Dutch politicians are set to enter discussions in relation to a new bill which would enable police to have greater power in their attempts to crackdown on Cybercrime in the country. Senators will meet later this week to discuss plans to implement the proposed bill named 'Computer Crime III' into its legislation as a new law.

The new law will give police the authority to hack into computers, tablets and mobile phones in a bid to tackle the on-going issue of Cybercrime in the Netherlands. One facet of the new law that has garnered support is it will allow police to entrap suspected pedophiles. Police can use the so-called 'lure teenagers' and virtually-generated children in order to catch the sexual predators.

'Lure Teenagers' are police agents who pose as minors to entice cyber-sex crime, police in Holland have previously utilized such tactics but have subsequently been unable to prosecute perpetrators because according to Dutch law no minor was actually involved. Local newspapers in Holland are reporting that the bill was approved by parliament in December.

In 2013, a Dutch rights group established that over 1,000 pedophiles around the world are offering online sex with a computer-generated 10-year-old Filipina girl called 'Sweetie'. However, the new law will make attempting grooming, where an adult chats to a child on the internet with the eventual aim to get the child to engage in sexual acts, a criminal offence.

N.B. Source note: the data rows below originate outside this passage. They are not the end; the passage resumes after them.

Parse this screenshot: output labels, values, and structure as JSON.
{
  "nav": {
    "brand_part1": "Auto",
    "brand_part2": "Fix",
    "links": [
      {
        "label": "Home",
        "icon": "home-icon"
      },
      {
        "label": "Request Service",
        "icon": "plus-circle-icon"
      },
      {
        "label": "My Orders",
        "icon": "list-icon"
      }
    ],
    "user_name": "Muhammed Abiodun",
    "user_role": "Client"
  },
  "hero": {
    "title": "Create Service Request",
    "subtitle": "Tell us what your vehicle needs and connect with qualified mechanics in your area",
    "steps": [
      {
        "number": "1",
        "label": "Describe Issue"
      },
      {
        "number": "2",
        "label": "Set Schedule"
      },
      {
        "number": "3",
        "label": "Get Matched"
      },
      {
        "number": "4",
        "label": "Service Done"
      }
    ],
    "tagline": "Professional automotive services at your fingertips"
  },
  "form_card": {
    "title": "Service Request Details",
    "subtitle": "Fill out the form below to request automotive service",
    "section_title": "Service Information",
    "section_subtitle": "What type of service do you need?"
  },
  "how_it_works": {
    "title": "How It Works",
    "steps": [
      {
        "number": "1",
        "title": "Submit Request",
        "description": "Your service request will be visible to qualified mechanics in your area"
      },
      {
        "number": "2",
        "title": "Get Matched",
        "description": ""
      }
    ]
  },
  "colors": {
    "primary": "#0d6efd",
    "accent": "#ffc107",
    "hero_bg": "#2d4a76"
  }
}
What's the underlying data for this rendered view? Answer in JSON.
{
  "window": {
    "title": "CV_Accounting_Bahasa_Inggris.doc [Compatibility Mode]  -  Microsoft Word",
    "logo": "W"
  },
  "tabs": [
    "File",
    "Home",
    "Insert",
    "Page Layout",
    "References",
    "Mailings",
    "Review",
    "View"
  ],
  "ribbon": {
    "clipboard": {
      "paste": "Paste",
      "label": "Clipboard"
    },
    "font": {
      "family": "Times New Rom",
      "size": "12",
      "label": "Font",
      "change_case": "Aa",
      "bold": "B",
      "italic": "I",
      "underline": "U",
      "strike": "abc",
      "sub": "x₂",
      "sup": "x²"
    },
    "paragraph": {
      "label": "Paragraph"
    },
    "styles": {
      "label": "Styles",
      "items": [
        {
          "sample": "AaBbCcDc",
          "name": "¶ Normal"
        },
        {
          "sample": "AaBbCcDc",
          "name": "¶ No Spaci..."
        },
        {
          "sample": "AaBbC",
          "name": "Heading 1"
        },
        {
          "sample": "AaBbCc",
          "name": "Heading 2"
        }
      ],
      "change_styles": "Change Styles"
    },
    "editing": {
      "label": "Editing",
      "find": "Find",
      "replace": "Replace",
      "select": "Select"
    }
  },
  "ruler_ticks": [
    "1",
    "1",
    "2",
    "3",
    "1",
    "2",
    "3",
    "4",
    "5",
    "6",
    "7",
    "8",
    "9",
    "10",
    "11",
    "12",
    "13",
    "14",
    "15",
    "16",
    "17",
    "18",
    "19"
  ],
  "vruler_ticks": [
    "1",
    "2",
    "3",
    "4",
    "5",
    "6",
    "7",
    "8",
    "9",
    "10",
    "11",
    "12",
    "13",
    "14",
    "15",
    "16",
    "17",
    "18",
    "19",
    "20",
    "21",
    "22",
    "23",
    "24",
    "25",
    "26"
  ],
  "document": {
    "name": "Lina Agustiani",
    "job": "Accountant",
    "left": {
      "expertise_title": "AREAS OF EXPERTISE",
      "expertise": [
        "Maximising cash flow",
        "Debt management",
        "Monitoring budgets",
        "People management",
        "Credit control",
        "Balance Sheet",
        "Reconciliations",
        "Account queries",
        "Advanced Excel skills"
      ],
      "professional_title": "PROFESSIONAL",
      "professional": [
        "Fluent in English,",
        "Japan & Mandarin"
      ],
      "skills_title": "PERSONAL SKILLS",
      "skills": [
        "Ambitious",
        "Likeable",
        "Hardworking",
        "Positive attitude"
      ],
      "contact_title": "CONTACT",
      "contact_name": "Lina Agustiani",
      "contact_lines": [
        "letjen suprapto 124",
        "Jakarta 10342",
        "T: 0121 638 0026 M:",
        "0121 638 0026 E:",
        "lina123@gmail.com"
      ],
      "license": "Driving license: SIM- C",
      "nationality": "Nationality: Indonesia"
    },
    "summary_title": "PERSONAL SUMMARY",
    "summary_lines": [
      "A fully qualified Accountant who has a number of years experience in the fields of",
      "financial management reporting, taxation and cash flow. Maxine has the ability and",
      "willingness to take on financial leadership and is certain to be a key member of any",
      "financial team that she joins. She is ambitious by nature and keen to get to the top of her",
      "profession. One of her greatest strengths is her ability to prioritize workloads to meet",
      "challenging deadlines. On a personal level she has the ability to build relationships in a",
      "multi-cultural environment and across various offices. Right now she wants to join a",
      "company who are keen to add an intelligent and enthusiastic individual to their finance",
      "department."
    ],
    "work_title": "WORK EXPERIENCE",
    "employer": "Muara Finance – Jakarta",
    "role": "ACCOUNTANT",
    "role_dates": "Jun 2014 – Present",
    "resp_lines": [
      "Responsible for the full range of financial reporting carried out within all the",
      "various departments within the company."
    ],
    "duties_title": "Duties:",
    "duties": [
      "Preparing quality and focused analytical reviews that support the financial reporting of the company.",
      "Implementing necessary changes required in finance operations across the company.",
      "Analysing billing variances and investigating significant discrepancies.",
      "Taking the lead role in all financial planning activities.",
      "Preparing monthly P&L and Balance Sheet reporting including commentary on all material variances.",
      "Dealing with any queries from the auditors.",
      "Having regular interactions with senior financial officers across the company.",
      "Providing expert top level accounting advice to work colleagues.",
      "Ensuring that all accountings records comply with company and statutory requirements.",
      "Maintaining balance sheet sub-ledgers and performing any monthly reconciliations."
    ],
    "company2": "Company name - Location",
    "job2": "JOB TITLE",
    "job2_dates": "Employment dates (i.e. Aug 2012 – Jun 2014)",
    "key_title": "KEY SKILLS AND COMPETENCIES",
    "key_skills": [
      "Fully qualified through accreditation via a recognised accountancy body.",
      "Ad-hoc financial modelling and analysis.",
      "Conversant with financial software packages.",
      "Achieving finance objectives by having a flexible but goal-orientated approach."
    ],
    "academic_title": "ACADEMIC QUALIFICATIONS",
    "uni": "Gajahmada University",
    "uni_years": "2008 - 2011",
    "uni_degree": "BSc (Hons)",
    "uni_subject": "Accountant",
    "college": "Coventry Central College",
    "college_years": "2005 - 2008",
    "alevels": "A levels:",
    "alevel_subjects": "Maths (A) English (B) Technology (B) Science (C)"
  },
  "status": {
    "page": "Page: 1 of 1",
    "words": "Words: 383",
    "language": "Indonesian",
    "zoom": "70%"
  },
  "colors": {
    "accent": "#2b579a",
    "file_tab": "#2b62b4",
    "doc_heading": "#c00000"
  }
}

The new legislation comes on the back of attempts by Dutch prosecutors to seek a sentence of 11 years for a man accused of coaxing young girls to pose naked online for him before blackmailing them. The defendant is accused of blackmailing young girls from the UK, Canada, Norway and the US. He is wanted on trial in Canada in relation to the case of Amanda Todd, a 15-year-old girl who committed suicide in October 2012, after being the victim of an anonymous cyberbully.